# Change in acceleration with change of angle of applied force

GreenOlive
Homework Statement:
How will the acceleration of the block change if the angle of the applied force is increase by 5 degrees? Write Increase, Decrease or Stay the same.
Relevant Equations:
Newton 2, Fnet = ma
friction = N * μ Let ##μ_k## = 0.5
##F_a## = 10 Newtons
##\theta## is the angel of the Applied force.
How will the acceleration of the block change if the angle of the applied force is increase by ##5^o##? Write Increase, Decrease or Stay the same.

Recently we were discussing a question similar to this in class, I believe the acceleration should INCREASE however the memorandum for the question said it would DECREASE. I would like to just confirm my maths is correct (This is not the first time I have seen such a question).

This is my general solution.

Let right be positive.

$$F_{net} = ma$$
$$F_{net} = F_{a,x} - f$$
$$ma = F_{a,x} - (N \times μ_k)$$
$$ma = F_a \times cos\theta - ((F_g-F_{a,y}) \times μ_k)$$
$$ma = F_a \times cos\theta - ((F_g-(F_a\times sin\theta)) \times μ_k)$$

As ##\theta## is the only variable changing let's isolate the expressions it is part of.

$$ma = F_a \times cos\theta + F_a\times sin\theta \times μ_k - F_g \times μ_k$$
$$ma = F_a (cos\theta + sin\theta \times μ_k) - F_g \times μ_k$$

lets graph ##(cos\theta + sin\theta \times μ_k) ## Desmos graph

Looking at the graph we can see ##(cos\theta + sin\theta \times μ_k)##increases from 0 until its maximum at 28.955 degrees from which it starts to decrease.
And as $$a = \frac{F_a (cos\theta + sin\theta \times μ_k) - F_g \times μ_k}m$$

Therefore by increasing the angle of the applied force by 5 degrees the acceleration will INCREASE.
By looking closer at the graph you could see that ##\theta## would need to be greater than 48.76 degrees for the acceleration to Descrease(or less than 5).
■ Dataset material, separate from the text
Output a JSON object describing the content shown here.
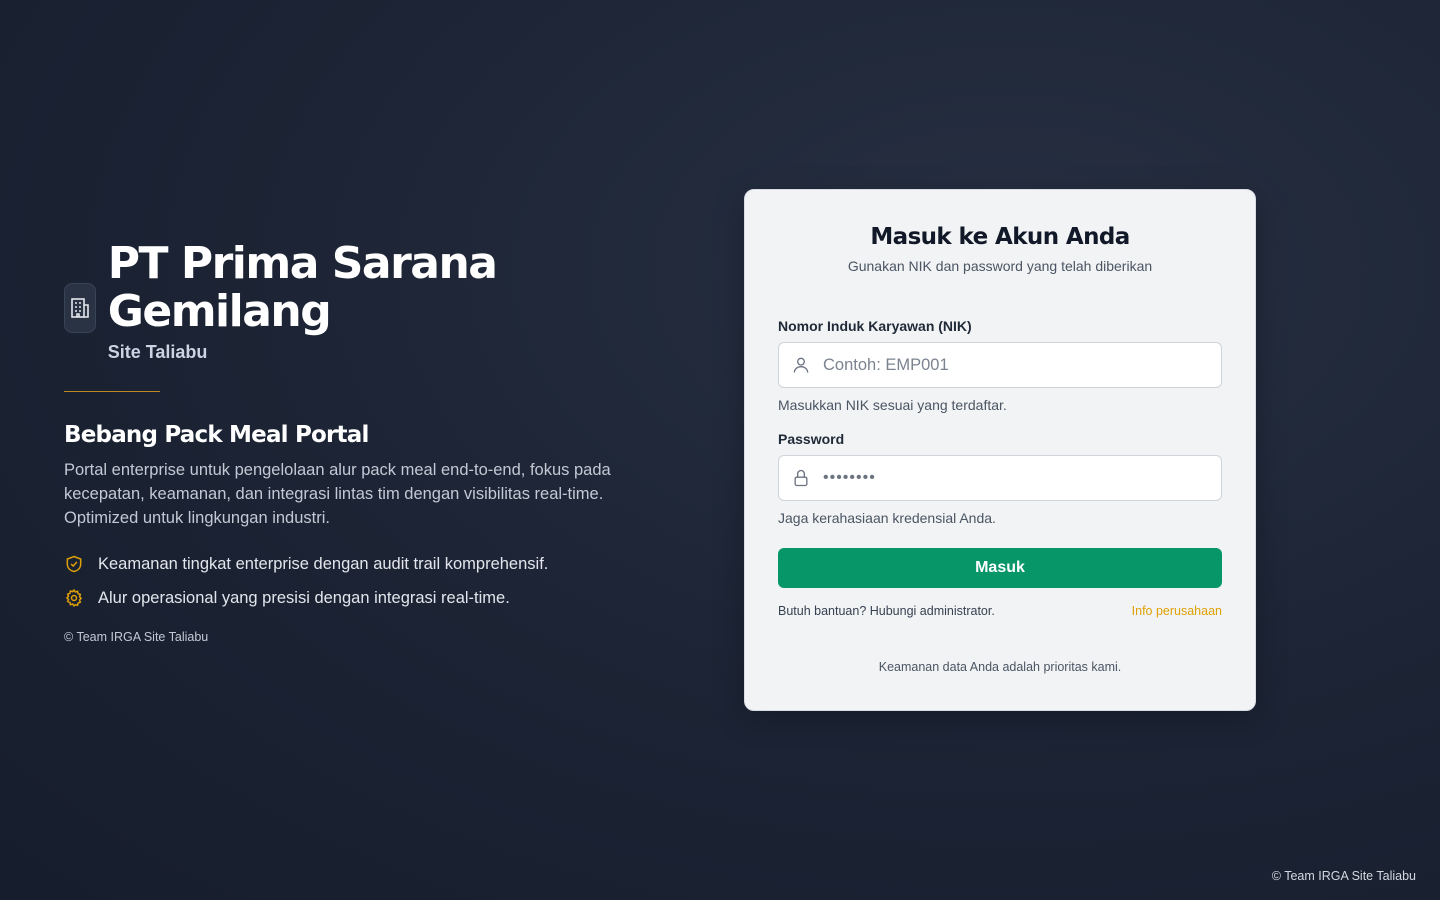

Who is Incorrect, the Memo or I?

Last edited by a moderator:

Gold Member
Your graph, if proportional to acceleration, still shows positive acceleration when θ is > 90 degrees, which seems to imply that the block will move forward when you're applying negative force to it. That intuitively suggests something amiss.
It being positive for a while with a negative θ is OK. A force pulling a bit down can still move the block until the added friction eventually prevents any motion. So the left side of the graph seems ok.

GreenOlive
Can we create a limit: -90 < ##\theta## < 90. Angels not in this range would imply a negative applied force and then positive friction(if right is still positive) so you would have to change the equation.

Homework Helper
Gold Member
• •